The local MSP was quick to dismiss rumours regarding ‘Da Vinci rapist’ Robert Greens, after crowds gathered in Pathhead last week.
Midlothian Council would not reveal where in the county Greens will be re-housed when he is released from prison, which is expected to be next month.
Greens was jailed in 2006 for raping and battering a 19-year old Dutch student near Rosslyn Chapel.
Rumours had been widespread last week that when he is released shortly he would be moving into a house in Preston Place, Pathhead. With around 100 locals gathering there last Wednesday evening to protest.
Talk of six foot high fences, reinforced windows and a panic room being built at the property spread quickly on social media.
However, Midlothian North MSP Colin Beattie (SNP)clarified with Midlothian Council that Greens is not moving into the property, but that a local family will be in the very near future.
Mr Beattie said: “I am glad to be able to put people’s minds at rest. Many concerned residents had rightly contacted me and I had to take action to seek answers.
“When I met with Pathhead residents, the strength of feeling clearly indicated that Greens would not be welcome.
“If he had been moved into this property – with families with young children on either side – it would have been a disaster waiting to happen.
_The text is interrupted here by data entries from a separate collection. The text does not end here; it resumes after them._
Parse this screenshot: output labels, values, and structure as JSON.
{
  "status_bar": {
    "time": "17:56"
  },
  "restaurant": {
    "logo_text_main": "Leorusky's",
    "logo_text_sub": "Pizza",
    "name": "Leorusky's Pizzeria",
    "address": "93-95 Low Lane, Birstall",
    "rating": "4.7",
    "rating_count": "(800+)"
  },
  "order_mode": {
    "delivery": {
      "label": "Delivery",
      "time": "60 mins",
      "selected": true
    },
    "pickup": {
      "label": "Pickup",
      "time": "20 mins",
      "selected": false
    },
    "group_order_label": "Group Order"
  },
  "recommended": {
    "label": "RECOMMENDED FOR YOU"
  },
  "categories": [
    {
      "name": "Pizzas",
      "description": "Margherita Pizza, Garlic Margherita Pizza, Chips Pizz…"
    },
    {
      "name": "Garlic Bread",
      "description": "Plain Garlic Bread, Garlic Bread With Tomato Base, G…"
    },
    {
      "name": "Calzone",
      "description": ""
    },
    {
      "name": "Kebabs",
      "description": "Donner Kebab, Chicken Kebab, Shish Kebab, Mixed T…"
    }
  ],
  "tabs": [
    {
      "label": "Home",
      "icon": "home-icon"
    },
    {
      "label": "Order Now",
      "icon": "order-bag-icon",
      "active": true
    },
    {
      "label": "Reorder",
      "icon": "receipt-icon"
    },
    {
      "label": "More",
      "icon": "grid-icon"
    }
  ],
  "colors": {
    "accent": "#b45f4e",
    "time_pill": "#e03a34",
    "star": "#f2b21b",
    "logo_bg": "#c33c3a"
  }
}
“I raised this urgently with the council and I can confirm to residents that a local family will be moved into this property.
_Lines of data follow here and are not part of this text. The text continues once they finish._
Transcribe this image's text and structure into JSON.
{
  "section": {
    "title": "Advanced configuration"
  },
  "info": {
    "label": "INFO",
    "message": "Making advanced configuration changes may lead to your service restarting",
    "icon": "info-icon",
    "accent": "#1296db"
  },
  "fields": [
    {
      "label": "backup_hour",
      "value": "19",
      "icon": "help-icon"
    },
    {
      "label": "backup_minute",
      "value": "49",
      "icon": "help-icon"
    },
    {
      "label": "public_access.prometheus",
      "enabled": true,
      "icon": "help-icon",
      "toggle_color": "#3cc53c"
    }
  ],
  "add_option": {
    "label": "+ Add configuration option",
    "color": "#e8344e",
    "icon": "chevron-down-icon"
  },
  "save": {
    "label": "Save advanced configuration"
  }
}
“The rumour mill had clearly got out of hand but we can be reassured now that, wherever Greens is re-housed, it won’t be in Pathhead.”
A Multi Agency Public Protection Arrangements (MAPPA) spokesperson said: “There is no person on home leave within accommodation at Preston Place, Pathhead and there is no intention at this time to place such a person at this location.”
Greens (38), was dubbed the Da Vinci rapist as his brutal attack on the Dutch student happened near Rosslyn Chapel, which features in Dan Brown’s best-selling thriller.
He was freed from prison in 2012 under the automatic early release system, and faced a crowd of angry protesters outside his cottage near Bonnyrigg. The following year he was returned to prison after he broke one of the conditions of his release by visiting Penicuik, where his former wife lived.